Pujas in the Hills may lack the grandeur of the pandals and lights of those organised in the plains, but some of them held at places like the Nipendra Narayan Bengali Hindu Hall (NNBHH) in Darjeeling town surely bring out the tradition and the rich heritage that surround such pujas being organised here since the British era.
This year, the main highlight of the puja in the Queen of Hills will be the 104-year-old tradition that is not only popular among the Bengali community, but also the different other communities that live here in harmony.
“The puja will be 104 years this year, with the idol brought from Kumartuli in Siliguri, while the dhak players are coming in from Malda. The puja will officially be inaugurated tomorrow by the GTA chairman and the Darjeeling district magistrate,” said Pratapaditya Guha, the secretary of the NNBHH.

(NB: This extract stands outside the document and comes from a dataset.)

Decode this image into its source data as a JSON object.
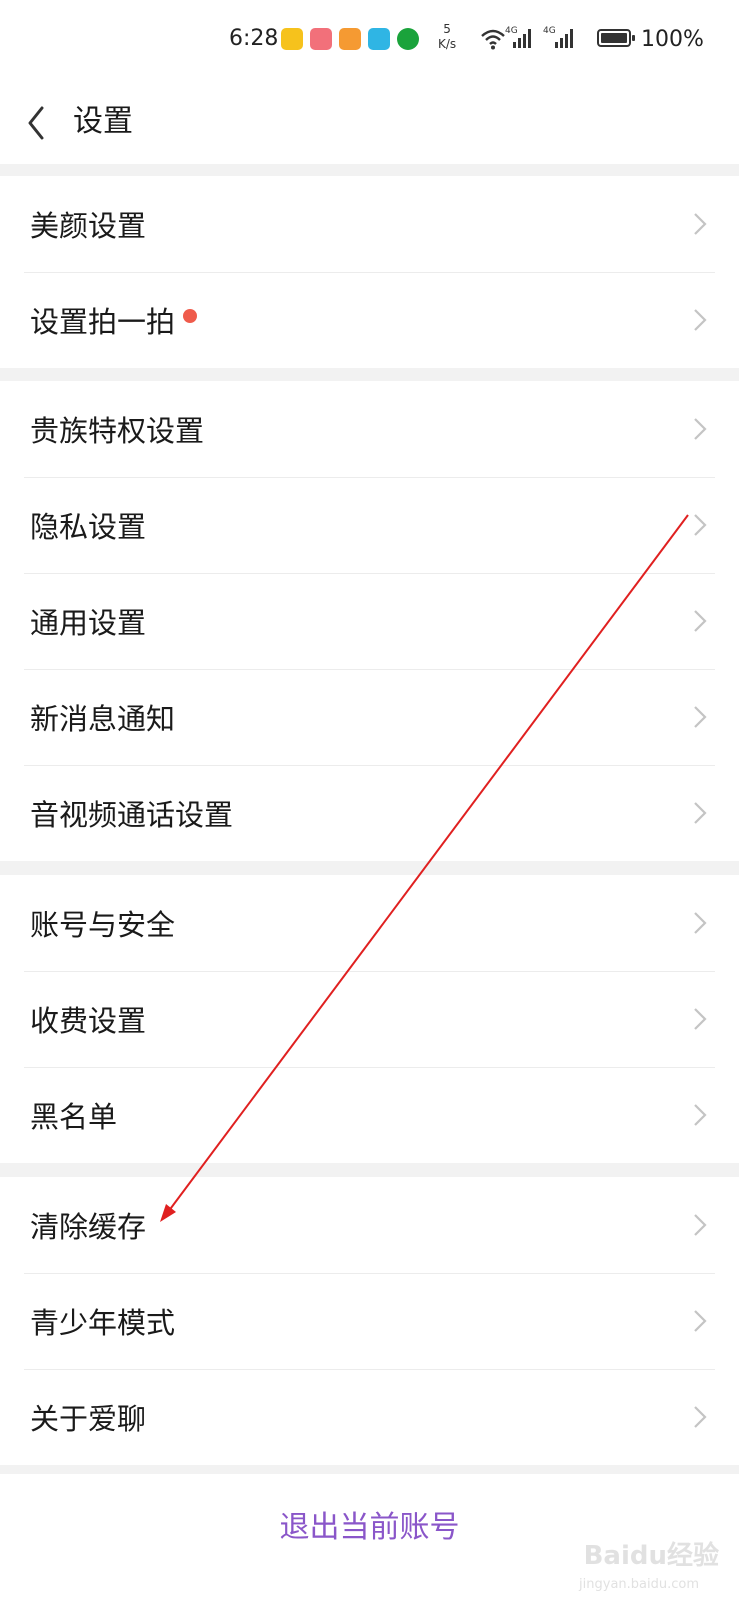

The Hall was built way back in 1890 and had been made as a recreational place mostly for the Bengali community with funds for the hall’s operations being collected in that era from the Cooch Behar Raja, Burdwan Maharaja and many other zamindars.
In fact, NNBH hall members also maintain that in the distant past, the idol was brought halfway by boat and by the Toy Train from the plains. In between, instead of the idol being brought from outside, the puja was done here with the idol in the temple itself, while later on again, the idols were brought from outside, hall members say.
If the puja has a long history, the immersion of the idol also has an interesting story surrounding it.
Earlier, the idol was carried all the way to a distance of three kilometre on foot to the Burdwan Palace, where the king there presented a gold coin to the deity. Only after that, the ‘bisarjan’ would take place, with the idol carried for another one kilometre.